“We bring them back to the dining halls once a month, or more often if we have to,” Bickham said. “We return on average 600 to 700 pounds of dishes a month.”

Executive Director of Food Service Operations Dan Detora said that at the end of Winter Term the dining hall received far more dishes than usual — a whopping 1,700 pounds. Detora said that big returns like that often happen before breaks. 

[pullquote speaker="Kim Bickham" photo="" align="center" background="on" border="all" shadow="on"]We return on average 600 to 700 pounds of dishes a month.[/pullquote]

When dishes arrive from the Recycling Center they are uniquely difficult to clean after having been stored with food on them for weeks. 

“They have to soak at least two days, at least, because they are filthy,” he said. “Then we run them through the dishwasher once or twice, typically twice because they are just nasty.”

Randy Bushey works in the dishroom in Ross and helps when dishes arrive from the recycling center. 

“A lot of them come back with mold and stuff. They are really really disgusting and I don’t think people understand or know that,” Bushey said. “There’s times where the aroma just fills the room and I have to leave to go get my breath.”

He said the hardest food to get off month-old plates is fried eggs. 

Some of the dishes are so dirty and moldy that they are unsalvageable and have to be thrown away.
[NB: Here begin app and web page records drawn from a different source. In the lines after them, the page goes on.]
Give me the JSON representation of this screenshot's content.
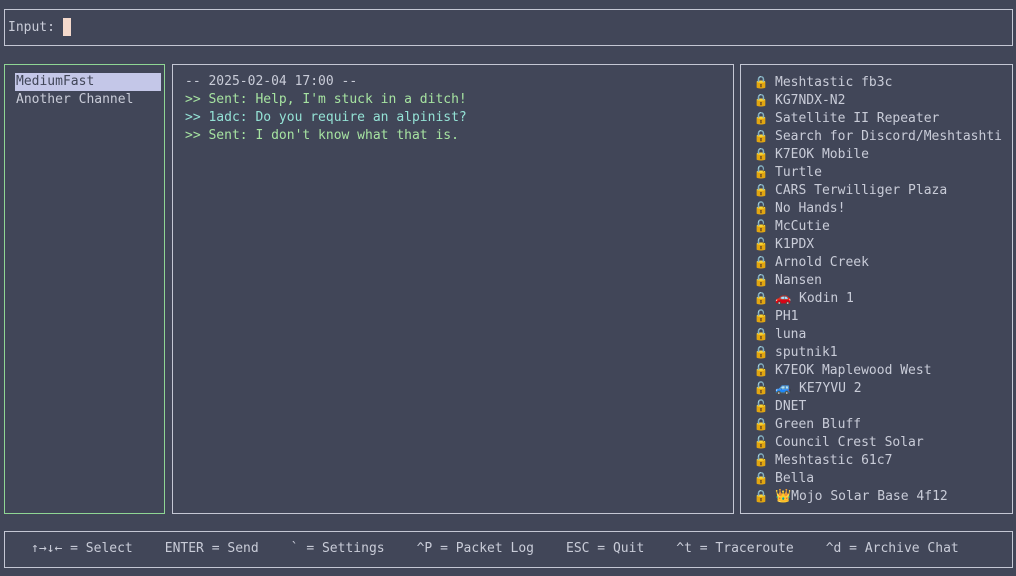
{
  "input": {
    "label": "Input:",
    "value": ""
  },
  "channels": [
    {
      "name": "MediumFast",
      "selected": true
    },
    {
      "name": "Another Channel",
      "selected": false
    }
  ],
  "messages": [
    {
      "type": "date",
      "text": "-- 2025-02-04 17:00 --"
    },
    {
      "type": "sent",
      "text": ">> Sent: Help, I'm stuck in a ditch!"
    },
    {
      "type": "recv",
      "text": ">> 1adc: Do you require an alpinist?"
    },
    {
      "type": "sent",
      "text": ">> Sent: I don't know what that is."
    }
  ],
  "icons": {
    "locked": "🔒",
    "unlocked": "🔓"
  },
  "nodes": [
    {
      "name": "Meshtastic fb3c",
      "lock": "locked"
    },
    {
      "name": "KG7NDX-N2",
      "lock": "locked"
    },
    {
      "name": "Satellite II Repeater",
      "lock": "locked"
    },
    {
      "name": "Search for Discord/Meshtashti",
      "lock": "locked"
    },
    {
      "name": "K7EOK Mobile",
      "lock": "locked"
    },
    {
      "name": "Turtle",
      "lock": "unlocked"
    },
    {
      "name": "CARS Terwilliger Plaza",
      "lock": "locked"
    },
    {
      "name": "No Hands!",
      "lock": "unlocked"
    },
    {
      "name": "McCutie",
      "lock": "unlocked"
    },
    {
      "name": "K1PDX",
      "lock": "unlocked"
    },
    {
      "name": "Arnold Creek",
      "lock": "locked"
    },
    {
      "name": "Nansen",
      "lock": "locked"
    },
    {
      "name": "🚗 Kodin 1",
      "lock": "locked"
    },
    {
      "name": "PH1",
      "lock": "unlocked"
    },
    {
      "name": "luna",
      "lock": "locked"
    },
    {
      "name": "sputnik1",
      "lock": "locked"
    },
    {
      "name": "K7EOK Maplewood West",
      "lock": "unlocked"
    },
    {
      "name": "🚙 KE7YVU 2",
      "lock": "unlocked"
    },
    {
      "name": "DNET",
      "lock": "unlocked"
    },
    {
      "name": "Green Bluff",
      "lock": "locked"
    },
    {
      "name": "Council Crest Solar",
      "lock": "unlocked"
    },
    {
      "name": "Meshtastic 61c7",
      "lock": "unlocked"
    },
    {
      "name": "Bella",
      "lock": "locked"
    },
    {
      "name": "👑Mojo Solar Base 4f12",
      "lock": "locked"
    }
  ],
  "footer": [
    "↑→↓← = Select",
    "ENTER = Send",
    "` = Settings",
    "^P = Packet Log",
    "ESC = Quit",
    "^t = Traceroute",
    "^d = Archive Chat"
  ]
}
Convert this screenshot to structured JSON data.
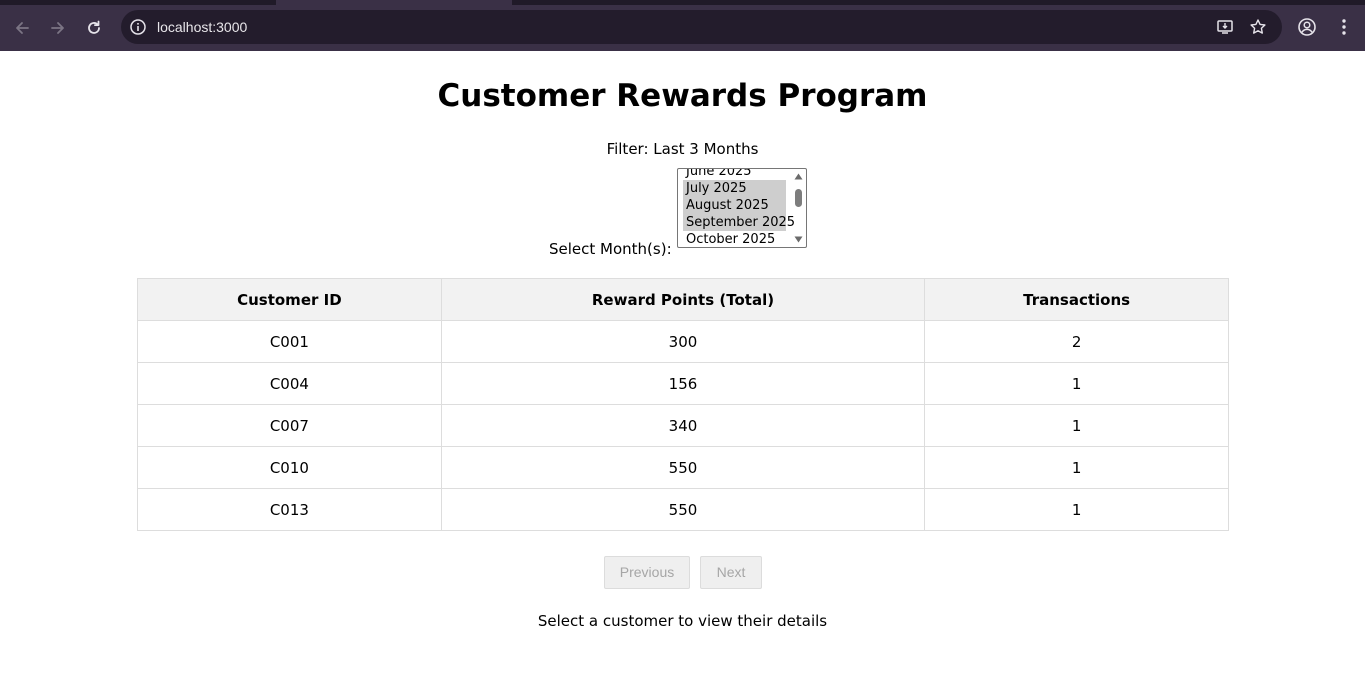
{
  "browser": {
    "url": "localhost:3000"
  },
  "page": {
    "title": "Customer Rewards Program",
    "filter_label": "Filter: Last 3 Months",
    "month_select_label": "Select Month(s):",
    "months": [
      {
        "label": "June 2025",
        "selected": false
      },
      {
        "label": "July 2025",
        "selected": true
      },
      {
        "label": "August 2025",
        "selected": true
      },
      {
        "label": "September 2025",
        "selected": true
      },
      {
        "label": "October 2025",
        "selected": false
      }
    ],
    "table": {
      "headers": [
        "Customer ID",
        "Reward Points (Total)",
        "Transactions"
      ],
      "rows": [
        {
          "id": "C001",
          "points": "300",
          "transactions": "2"
        },
        {
          "id": "C004",
          "points": "156",
          "transactions": "1"
        },
        {
          "id": "C007",
          "points": "340",
          "transactions": "1"
        },
        {
          "id": "C010",
          "points": "550",
          "transactions": "1"
        },
        {
          "id": "C013",
          "points": "550",
          "transactions": "1"
        }
      ]
    },
    "pagination": {
      "previous_label": "Previous",
      "next_label": "Next"
    },
    "hint": "Select a customer to view their details"
  },
  "colors": {
    "chrome_bg": "#3a3046",
    "omnibox_bg": "#231c2c",
    "header_bg": "#f2f2f2",
    "selected_option_bg": "#cecece"
  }
}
This, along with normal wear and tear, causes Dining Services to spend up to $20,000 a year on replacement dishes. 

Webb pointed out that this wastes both money and resources. “The dining hall has a budget. That’s what they have to work with,” she said. “Do you want to have quality food? Or do you want to just keep buying dishes? And to think about the impact on the environment too, how much ends up in the landfill, it’s kind of ridiculous.”

Dining Services and Facilities have struggled to solve the problem. A few years ago, Detora said they added the dish racks outside of Ross and Proctor to make it easier for students to return dishes after hours. 

Detora also said they created the to-go box program in the hope that students would remove fewer plates from dining halls, but it has not made much of a difference.

Webb said that the college used to impose fines on hallways that left dishes out, but she raised concerns about the fairness of that practice.  

[pullquote speaker="Cindy Webb" photo="" align="center" background="on" border="all" shadow="on"]Do you want to have quality food? Or do you want to just keep buying dishes?[/pullquote]

“I seriously objected to that because I felt that students that could not afford to pay their portion of the fine would be the ones that would end up picking the dishes up,” she said. 

Others, including Cook Commons Coordinator Francisca Drexel, think that students should be prevented from removing dishes from dining halls in the first place. 

Or, as Detora pointed out, students could fix this problem by returning their dishes. 

“I get it, students are busy. But I really wish they would just bring back their dishes,” he said. “It would be a tremendous help to a whole lot of people if they would just bring their dishes back on a regular basis. And if they want something to go, get a to-go container. That’s the whole idea of the program.”